**WORK TO BE COMPLETED:** Print the listing as it stands, omitting all images.

>>>>

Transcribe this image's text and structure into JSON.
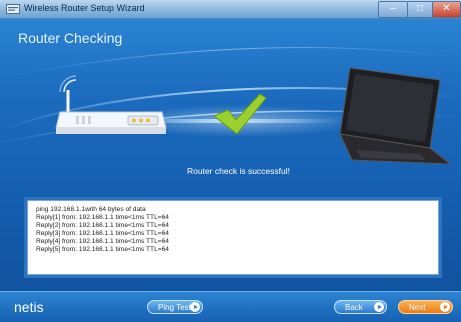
{
  "window": {
    "title": "Wireless Router Setup Wizard",
    "controls": [
      "minimize",
      "maximize",
      "close"
    ]
  },
  "page": {
    "heading": "Router Checking",
    "status_message": "Router check is successful!"
  },
  "log": {
    "lines": [
      "ping 192.168.1.1with 64 bytes of data",
      "Reply[1] from: 192.168.1.1 time<1ms TTL=64",
      "Reply[2] from: 192.168.1.1 time<1ms TTL=64",
      "Reply[3] from: 192.168.1.1 time<1ms TTL=64",
      "Reply[4] from: 192.168.1.1 time<1ms TTL=64",
      "Reply[5] from: 192.168.1.1 time<1ms TTL=64"
    ]
  },
  "footer": {
    "brand": "netis",
    "ping_test_label": "Ping Test",
    "back_label": "Back",
    "next_label": "Next"
  },
  "colors": {
    "background": "#1c6cc0",
    "accent_green": "#9bd12e",
    "next_orange": "#ec7a14"
  },
  "icons": [
    "window-app-icon",
    "router-icon",
    "checkmark-icon",
    "laptop-icon",
    "arrow-right-icon"
  ]
}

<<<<

**TASK SOLUTION:**
Transcribe this image's text and structure into JSON.
{
  "window": {
    "title": "Wireless Router Setup Wizard",
    "controls": [
      "minimize",
      "maximize",
      "close"
    ]
  },
  "page": {
    "heading": "Router Checking",
    "status_message": "Router check is successful!"
  },
  "log": {
    "lines": [
      "ping 192.168.1.1with 64 bytes of data",
      "Reply[1] from: 192.168.1.1 time<1ms TTL=64",
      "Reply[2] from: 192.168.1.1 time<1ms TTL=64",
      "Reply[3] from: 192.168.1.1 time<1ms TTL=64",
      "Reply[4] from: 192.168.1.1 time<1ms TTL=64",
      "Reply[5] from: 192.168.1.1 time<1ms TTL=64"
    ]
  },
  "footer": {
    "brand": "netis",
    "ping_test_label": "Ping Test",
    "back_label": "Back",
    "next_label": "Next"
  },
  "colors": {
    "background": "#1c6cc0",
    "accent_green": "#9bd12e",
    "next_orange": "#ec7a14"
  },
  "icons": [
    "window-app-icon",
    "router-icon",
    "checkmark-icon",
    "laptop-icon",
    "arrow-right-icon"
  ]
}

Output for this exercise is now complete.